Some survey highlights include:

  • More email will be sent this year—24% plan to send an average of more than one email daily.
  • 40% say coding for email is overwhelmingly the #1 pre-deployment problem
  • 69% spend 1-5 hours creating or developing each email campaign.
  • 72% will spend more time creating emails in 2016
  • 87% of the marketers plan to spend more money on email marketing this year.
  • The increase in their email marketing budgets will most likely be spent on technology and tools (60%), with list growth (38%), development (38%) and design (33%) factoring in, as
  • Tools that can “fix” code for you was rated the number one thing that would help the email production workflow (40%), followed by a more streamlined testing system (25%) and then project management tools tailored for email (22%).
  • Expected trends in 2016 are:
    • Interactive features (28%)
    • Contextual relevance (20%)
    • Fluid hybrid design (19%)
    • Personalization (19%)
  • 57% use responsive templates; 8% use fluid hybrid design.
  • Respondents expect to use the following in their 2016 email campaigns:
    • Dynamic content elements (other) (53%)
    • Merge tags for personalization (46%)
    • HTML 5 video (23%)
    • CSS navigation (27%)
    • Predictive content technology (26%)
    • In email advertising (23%)
    • Carousel hero images (20%)
    • Live social media feeds (18%)
  • 88% of marketers aren’t currently using predictive intelligence in their email campaigns, but 77% are interested in implementing this technology in
  • Improving email content (32%) and providing contextually relevant email experiences (34%) were cited almost equally as marketers’ #1 goals for email marketing.
  • While marketers say they track conversions or business metrics related to email campaigns (73%), most don’t know an exact number, but believe that email positively influences ROI (52%).


12. Delivery Made Easy

Need to get something unusual delivered? “Roadie has become the single, best way to send hard-to-transport items,” says Marc Gorlin, the company’s founder and CEO.

Roadie delivers oversized, heavy or awkwardly shaped items, which can save you time and money.

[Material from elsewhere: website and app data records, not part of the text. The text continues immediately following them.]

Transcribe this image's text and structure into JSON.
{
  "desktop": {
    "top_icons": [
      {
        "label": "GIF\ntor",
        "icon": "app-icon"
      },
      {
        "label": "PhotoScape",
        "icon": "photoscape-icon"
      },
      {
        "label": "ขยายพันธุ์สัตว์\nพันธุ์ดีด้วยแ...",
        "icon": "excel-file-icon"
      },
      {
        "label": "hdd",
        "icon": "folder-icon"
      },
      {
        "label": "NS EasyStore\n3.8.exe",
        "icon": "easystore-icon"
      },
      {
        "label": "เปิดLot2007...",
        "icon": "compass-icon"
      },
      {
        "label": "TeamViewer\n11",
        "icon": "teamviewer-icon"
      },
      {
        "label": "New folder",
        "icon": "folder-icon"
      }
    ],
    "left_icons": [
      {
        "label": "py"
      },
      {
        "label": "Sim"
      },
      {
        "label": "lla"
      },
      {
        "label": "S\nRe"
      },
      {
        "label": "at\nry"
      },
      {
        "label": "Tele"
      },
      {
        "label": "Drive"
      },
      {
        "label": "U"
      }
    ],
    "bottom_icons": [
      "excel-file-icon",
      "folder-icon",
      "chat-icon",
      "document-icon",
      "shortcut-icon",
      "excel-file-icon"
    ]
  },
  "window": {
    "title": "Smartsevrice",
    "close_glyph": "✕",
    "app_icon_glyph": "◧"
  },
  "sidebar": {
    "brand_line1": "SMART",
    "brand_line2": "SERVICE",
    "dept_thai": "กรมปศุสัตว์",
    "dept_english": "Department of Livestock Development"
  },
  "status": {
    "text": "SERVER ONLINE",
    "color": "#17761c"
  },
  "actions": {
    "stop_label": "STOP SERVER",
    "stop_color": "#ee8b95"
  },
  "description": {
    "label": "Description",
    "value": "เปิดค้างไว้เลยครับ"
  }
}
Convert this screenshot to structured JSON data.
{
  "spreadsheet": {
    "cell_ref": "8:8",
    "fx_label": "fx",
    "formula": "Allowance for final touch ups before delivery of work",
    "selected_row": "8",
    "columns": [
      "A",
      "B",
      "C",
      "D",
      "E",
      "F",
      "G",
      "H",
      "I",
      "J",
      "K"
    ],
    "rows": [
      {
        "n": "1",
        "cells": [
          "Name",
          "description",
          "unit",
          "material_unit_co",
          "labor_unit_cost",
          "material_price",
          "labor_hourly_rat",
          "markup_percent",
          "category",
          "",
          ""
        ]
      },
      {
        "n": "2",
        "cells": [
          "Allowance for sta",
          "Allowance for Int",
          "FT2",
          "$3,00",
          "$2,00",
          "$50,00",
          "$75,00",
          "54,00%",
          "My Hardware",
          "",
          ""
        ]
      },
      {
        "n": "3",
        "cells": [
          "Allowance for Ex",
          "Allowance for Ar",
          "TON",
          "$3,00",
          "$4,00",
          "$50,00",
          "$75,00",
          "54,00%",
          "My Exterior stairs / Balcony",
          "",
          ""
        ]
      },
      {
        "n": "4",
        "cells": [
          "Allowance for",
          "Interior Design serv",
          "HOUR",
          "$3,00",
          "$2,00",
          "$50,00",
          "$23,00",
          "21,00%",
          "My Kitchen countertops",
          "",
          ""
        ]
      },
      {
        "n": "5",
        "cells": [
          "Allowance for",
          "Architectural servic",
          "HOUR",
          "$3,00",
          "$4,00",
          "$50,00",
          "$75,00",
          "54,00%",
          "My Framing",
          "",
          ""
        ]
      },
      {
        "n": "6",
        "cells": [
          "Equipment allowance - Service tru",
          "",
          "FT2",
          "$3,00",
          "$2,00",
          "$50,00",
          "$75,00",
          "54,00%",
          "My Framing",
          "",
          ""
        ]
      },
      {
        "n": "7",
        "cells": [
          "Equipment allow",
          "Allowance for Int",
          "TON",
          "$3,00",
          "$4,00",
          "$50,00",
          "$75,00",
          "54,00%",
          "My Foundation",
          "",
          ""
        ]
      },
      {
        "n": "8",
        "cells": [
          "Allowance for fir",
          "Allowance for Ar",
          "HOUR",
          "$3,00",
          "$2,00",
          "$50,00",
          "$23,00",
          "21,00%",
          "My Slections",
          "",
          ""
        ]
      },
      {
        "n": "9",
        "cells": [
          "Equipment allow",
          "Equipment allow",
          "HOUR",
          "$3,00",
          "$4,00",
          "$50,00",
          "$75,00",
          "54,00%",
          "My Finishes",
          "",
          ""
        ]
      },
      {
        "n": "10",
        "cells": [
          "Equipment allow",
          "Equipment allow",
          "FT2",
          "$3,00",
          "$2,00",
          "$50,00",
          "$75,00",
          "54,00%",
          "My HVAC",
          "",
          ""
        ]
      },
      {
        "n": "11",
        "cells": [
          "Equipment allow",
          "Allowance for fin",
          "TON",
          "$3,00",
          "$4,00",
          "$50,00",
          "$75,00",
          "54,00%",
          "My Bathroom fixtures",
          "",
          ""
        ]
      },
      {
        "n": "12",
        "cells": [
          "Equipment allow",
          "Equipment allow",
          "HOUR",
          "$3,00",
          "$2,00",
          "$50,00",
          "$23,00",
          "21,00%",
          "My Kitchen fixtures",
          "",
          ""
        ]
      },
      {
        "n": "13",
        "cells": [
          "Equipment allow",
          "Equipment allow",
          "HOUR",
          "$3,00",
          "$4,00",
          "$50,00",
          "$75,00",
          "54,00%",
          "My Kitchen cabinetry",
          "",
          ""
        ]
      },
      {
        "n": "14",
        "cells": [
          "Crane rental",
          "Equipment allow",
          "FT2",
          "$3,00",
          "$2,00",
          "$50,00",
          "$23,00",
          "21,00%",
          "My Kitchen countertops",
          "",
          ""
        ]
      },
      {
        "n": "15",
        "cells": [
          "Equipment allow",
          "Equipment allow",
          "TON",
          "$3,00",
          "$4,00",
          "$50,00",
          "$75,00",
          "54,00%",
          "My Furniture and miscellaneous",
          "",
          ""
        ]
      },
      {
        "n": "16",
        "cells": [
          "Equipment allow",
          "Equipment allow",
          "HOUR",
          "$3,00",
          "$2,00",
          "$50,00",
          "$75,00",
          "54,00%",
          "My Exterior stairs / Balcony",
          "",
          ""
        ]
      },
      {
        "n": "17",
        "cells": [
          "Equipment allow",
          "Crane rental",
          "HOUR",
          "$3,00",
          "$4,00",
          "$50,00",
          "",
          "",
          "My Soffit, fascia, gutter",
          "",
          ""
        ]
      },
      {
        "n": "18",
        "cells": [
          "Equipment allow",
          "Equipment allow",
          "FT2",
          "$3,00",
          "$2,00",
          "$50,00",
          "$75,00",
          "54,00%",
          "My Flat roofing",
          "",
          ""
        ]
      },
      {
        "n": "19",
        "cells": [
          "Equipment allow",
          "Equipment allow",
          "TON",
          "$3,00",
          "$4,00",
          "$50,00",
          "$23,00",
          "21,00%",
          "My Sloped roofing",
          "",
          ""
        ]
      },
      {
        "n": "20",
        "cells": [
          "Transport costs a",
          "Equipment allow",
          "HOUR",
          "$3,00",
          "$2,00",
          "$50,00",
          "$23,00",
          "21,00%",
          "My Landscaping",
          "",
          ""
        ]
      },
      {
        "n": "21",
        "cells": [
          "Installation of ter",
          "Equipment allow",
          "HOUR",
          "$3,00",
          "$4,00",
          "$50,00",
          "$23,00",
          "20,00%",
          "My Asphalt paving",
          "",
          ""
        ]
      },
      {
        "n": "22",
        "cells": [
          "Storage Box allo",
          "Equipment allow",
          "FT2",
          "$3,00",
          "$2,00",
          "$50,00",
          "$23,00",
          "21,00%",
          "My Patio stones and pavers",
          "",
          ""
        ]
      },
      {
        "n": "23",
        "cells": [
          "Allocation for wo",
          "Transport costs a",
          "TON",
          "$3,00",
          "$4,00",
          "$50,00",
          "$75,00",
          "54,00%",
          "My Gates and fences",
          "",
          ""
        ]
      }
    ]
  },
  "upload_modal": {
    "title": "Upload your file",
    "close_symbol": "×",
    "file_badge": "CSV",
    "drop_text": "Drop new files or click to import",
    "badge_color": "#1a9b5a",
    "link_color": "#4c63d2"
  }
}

You can use Roadie’s web, iOS or Android app to get a free estimate, set up a Gig, and get your items on the road, with protection up to $10,000 provided by UPS Capital®,

The company utilizes excess capacity in vehicles already on the road, rewarding drivers for delivering items on trips they are already taking.

Since launching in January 2015, the Roadie app has been downloaded by more than 250,000 people nationwide.  The Roadie app is available for download in the App Store, Google Play store and at its website.